What are the treatment options for ocular myasthenia gravis?
Treatment of ocular myasthenia gravis depends on the particular symptom and its impact on quality of life. For cosmetic concerns, the physician may recommend treatments that are non-pharmaceutical.
Treatment options for common symptoms of ocular myasthenia gravis include:
Each of these can physically help prevent the eyelid from obstructing vision.
Lundie loops (small wire hoops that can attach to glasses to hold the upper eyelid open)
Eyelid crutches or ptosis crutches (bars that can be added to the top of eyeglasses to prop open the upper eyelid)
A physician may recommend wearing an eye patch to narrow vision to one view. The covered eye can grow weaker if it remains unused, so it is important to alternate which eye is covered.
Another option is the addition of prisms to the patient’s glasses, although this treatment is less common.
Other treatment options
Pyridostigmine (Mestinon) is a medication that helps the production of acetylcholine.

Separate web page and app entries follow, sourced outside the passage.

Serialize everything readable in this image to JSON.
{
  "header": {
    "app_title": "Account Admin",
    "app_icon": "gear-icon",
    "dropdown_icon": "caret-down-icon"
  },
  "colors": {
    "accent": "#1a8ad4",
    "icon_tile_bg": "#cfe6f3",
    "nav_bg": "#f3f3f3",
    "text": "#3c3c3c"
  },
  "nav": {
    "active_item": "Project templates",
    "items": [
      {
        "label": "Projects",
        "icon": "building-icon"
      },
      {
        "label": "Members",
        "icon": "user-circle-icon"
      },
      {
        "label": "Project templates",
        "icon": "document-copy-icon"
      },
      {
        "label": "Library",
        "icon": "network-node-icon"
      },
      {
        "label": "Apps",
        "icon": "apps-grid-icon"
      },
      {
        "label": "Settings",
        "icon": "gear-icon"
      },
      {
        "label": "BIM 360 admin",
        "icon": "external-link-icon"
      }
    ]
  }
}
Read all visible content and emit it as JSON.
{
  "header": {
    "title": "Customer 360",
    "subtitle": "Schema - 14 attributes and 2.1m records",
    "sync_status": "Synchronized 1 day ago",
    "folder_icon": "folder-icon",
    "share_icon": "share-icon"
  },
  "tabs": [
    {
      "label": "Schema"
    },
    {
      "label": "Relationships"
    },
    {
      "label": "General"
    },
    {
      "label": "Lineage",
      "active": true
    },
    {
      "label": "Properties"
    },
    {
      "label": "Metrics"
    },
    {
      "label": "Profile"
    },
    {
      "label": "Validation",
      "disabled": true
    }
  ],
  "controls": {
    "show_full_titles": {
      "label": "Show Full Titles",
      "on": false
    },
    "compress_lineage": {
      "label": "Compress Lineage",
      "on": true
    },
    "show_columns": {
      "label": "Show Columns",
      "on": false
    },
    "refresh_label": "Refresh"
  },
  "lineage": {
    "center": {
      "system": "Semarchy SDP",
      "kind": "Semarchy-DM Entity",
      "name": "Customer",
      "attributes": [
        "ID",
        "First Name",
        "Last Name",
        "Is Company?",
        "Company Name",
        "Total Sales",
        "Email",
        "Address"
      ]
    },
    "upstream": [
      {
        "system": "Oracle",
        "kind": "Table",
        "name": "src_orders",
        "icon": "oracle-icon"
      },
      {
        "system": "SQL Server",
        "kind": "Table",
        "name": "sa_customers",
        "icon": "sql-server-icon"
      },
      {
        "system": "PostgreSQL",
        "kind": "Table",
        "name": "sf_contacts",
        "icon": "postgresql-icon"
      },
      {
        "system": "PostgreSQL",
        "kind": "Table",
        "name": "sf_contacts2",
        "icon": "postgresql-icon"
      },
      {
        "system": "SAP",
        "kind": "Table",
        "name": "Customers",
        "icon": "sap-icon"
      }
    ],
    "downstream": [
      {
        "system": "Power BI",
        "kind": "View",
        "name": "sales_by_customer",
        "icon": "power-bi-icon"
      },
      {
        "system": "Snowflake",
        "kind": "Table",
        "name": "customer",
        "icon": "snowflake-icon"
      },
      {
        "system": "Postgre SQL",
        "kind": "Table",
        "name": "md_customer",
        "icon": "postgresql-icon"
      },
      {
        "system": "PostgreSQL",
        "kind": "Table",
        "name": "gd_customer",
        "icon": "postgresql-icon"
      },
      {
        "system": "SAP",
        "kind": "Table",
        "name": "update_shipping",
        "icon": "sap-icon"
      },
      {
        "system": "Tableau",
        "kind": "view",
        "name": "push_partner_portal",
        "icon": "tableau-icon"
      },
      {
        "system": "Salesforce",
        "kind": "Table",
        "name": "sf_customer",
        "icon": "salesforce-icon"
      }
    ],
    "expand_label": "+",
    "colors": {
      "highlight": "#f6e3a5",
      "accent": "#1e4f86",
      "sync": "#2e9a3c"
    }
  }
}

It can be prescribed to temporarily help improve muscle strength.
The corticosteroid prednisone and the immunosuppressants azathioprine, mycophenolate and cyclosporine may be prescribed. They can help control the production of abnormal antibodies.
However, these drugs can cause severe side effects.
In some cases, a thymectomy, or removal of the thymus gland, can be used to treat generalized myasthenia gravis. The thymus gland is located in the upper chest and helps with the development of the body’s immune system during childhood.
The removal of this gland is not dangerous in adults and can help with reducing weakness in those suffering from MG. However, thymectomies are less commonly recommended for individuals suffering from purely ocular MG.
When should I see a doctor?
Routine eye exams are a great place to bring up concerns regarding ptosis and/or double vision. If your eye doctor suspects myasthenia gravis, they will likely refer you to a neurologist for an official diagnosis. It is important to coordinate treatment with your eye doctor and neurologist for the best results.
Myasthenia gravis. American Academy of Ophthalmology. EyeWiki. March 2022.
Ocular MG. Myasthenia Gravis Foundation of America. Accessed May 2022.
Myasthenia gravis fact sheet. National Institute of Neurological Disorders and Stroke. April 2022.
Myasthenia gravis. National Organization for Rare Disorders. Accessed May 2022.
Ocular myasthenia. Myaware. Accessed May 2022.
Ocular myasthenia gravis. Brigham and Women’s Hospital. Accessed May 2022.
Electromyography. Brigham and Women’s Hospital. February 2021.
Thymectomy. Myasthenia Gravis Foundation of America. Accessed May 2022.
MG quick facts. Myasthenia Gravis Foundation of America. Accessed May 2022.
What are common symptoms of autoimmune disease? Johns Hopkins Medicine. Accessed May 2022.
Voluntary muscle. Biology Online. March 2021.
Eye crutches - ptosis crutch. Zent Technologies. Accessed June 2022.
Page published on Wednesday, June 22, 2022
Medically reviewed on Monday, June 20, 2022